Through tragedy, Smith teaches us what winning is all about

September 24, 2012 | Luke Jones

BALTIMORE — Sunday night taught us everything we needed to know about winning, and it had little to do with the Ravens’ dramatic 31-30 comeback victory over the New England Patriots.

After enduring the most traumatic loss of his life with the death of his 19-year-old brother Tevin less than 24 hours earlier, wide receiver Torrey Smith proved to be the biggest winner on the field.

He didn’t have to catch two touchdowns, each propelling the Ravens to comebacks from two-possession deficits, to do it.

The wideout didn’t have to gain a single yard of the 127 he totaled or even record one of the six catches he reined in from quarterback Joe Flacco.

Smith didn’t even need to play considering the circumstances of losing the little brother he helped raise.

But he did it all while displaying the same character we already knew him to have going back to his days at the University of Maryland and long before that with his challenging upbringing in the Fredericksburg, Va. area. After only an hour of sleep and not making his decision to play until four hours before kickoff, Smith showed once again why he’s become an inspiration to anyone who’s watched him in his young career.

“Obviously, you play with a heavy heart, you want to play for that person,” said Smith, who revealed his brother planned to attend Thursday’s game against Cleveland since his birthday was coming up. “My mom, all my family, everyone’s back at the house watching. They didn’t even know I was going to play until the last minute. I texted my mom [when] I got here to the stadium. That’s when I really made my decision I was going to play.

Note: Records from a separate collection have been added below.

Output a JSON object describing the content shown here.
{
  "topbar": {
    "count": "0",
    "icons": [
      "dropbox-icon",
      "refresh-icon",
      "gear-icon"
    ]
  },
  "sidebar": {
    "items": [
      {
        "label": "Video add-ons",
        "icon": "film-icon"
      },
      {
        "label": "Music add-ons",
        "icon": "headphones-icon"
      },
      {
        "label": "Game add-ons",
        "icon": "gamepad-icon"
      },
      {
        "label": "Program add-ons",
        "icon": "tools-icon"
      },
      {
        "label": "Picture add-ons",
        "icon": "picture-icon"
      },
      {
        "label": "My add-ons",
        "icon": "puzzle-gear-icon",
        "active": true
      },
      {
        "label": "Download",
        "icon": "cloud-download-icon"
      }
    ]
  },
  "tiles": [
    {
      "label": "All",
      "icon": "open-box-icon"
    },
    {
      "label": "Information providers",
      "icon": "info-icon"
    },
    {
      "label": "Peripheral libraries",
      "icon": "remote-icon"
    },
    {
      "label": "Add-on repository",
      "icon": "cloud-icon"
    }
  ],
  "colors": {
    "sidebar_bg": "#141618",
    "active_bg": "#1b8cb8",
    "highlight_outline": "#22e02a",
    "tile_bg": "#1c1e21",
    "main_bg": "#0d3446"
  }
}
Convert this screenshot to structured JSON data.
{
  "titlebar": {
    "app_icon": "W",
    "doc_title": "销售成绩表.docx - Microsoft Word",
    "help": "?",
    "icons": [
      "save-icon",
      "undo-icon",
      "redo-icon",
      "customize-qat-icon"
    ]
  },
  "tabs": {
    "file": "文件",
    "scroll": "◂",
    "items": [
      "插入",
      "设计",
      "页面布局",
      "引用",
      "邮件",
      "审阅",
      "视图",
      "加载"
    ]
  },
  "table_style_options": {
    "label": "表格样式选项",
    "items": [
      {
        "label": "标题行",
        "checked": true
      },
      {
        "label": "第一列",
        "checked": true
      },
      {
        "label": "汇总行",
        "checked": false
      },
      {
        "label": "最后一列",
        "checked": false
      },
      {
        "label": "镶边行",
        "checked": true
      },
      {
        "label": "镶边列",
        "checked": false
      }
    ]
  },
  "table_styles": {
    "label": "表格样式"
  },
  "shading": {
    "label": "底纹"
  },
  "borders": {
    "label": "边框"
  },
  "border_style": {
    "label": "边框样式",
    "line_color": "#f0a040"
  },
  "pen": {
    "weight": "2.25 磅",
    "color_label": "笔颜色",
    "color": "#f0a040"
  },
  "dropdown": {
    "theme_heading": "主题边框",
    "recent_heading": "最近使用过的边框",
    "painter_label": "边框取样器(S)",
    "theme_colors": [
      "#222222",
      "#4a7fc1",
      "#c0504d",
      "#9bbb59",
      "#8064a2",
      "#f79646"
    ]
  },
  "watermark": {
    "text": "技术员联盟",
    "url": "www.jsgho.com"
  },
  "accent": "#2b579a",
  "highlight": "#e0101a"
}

She was excited about it. She was like, ‘Of course, he’d want you to play.’ He admired me so much, which is what makes it so [difficult], and it’s just a tough situation altogether.”

Many more difficult days are ahead for Smith and his family as they struggle like anyone would to understand how a young person can lose his life in such a tragic way. But those three hours on Sunday night allowed the talented receiver to temporarily divert his attention from the pain and harshness of real life.

Yes, it’s just a game and no one would have questioned Smith one bit if he deemed himself unable to play, but his performance shows us why sports are so important to us.

“If you’re around athletics, you feel like it’s an escape,” coach John Harbaugh said. “It’s an opportunity to get out there and do what he does. He has been doing it his whole life — he knows what to do.”

If you’re familiar with Smith’s story — former Washington Post and current USA Today writer Eric Prisbell told it better than I ever could — you already know he’s made a habit of knowing the right thing to do in his life. But it also makes you wonder how much more difficult his brother’s death will be for Smith than the loss of a sibling already is for the typical person.

As several players pointed out after the game, Smith will not only lean on his mother Monica Jenkins and the rest of his family but also has a second family consisting of teammates, coaches, and others in the Ravens organization to offer support and strength on the days his strong shoulders might struggle.

Hearing safety Ed Reed share his thoughts after tragically losing his brother less than two years ago, you remember how special the organization is and how Smith has become such an important part of it in a very short time.

“We don’t know our time, none of us,” Reed said. “We all experience the same things, so I just told him that we’re here for him; I’m here for him. I can relate to him. I told him we get so caught up, like our pastor said today, in the physical and what we see. I still talk to my [late] brother to this day because I know there’s much more to us than just being here.”

We’ve seen performances like this in the past such as former return man Jermaine Lewis’ heroics in the weeks following the death of his infant son Geronimo during the Ravens’ improbable Super Bowl run in the 2000 season, but those examples make Smith’s performance no less remarkable.

It inspires us to see an individual rise while facing a type of tragedy that we all experience at one point or another in our respective lives.

“You’ve got to go out there and play,” Smith said. “I didn’t want to be out there, just running around, doing nothing. If I was going to be out there, I was going to give it my all, and you’re on the lines, you just want to make the play. Afterwards is when you can sit back and reflect on things. My teammates, I love them to death, and they helped get me through this.”

The words took on much deeper meaning than simply describing a seam route or fade pattern. Sometimes all you can do is keep going when life offers such a trial.

Harbaugh and others in the locker room discussed how faith played a part in explaining why Smith was able to shine on the field only hours after experiencing the most painful loss of his 23 years on earth.

I’m not sure it was destiny for the Ravens to win and for Smith to have a big game in the process.

But the courage he showed Sunday was unquestionably divine.

And it showed us why Torrey Smith is a winner in a way that any acrobatic catch or long touchdown never could.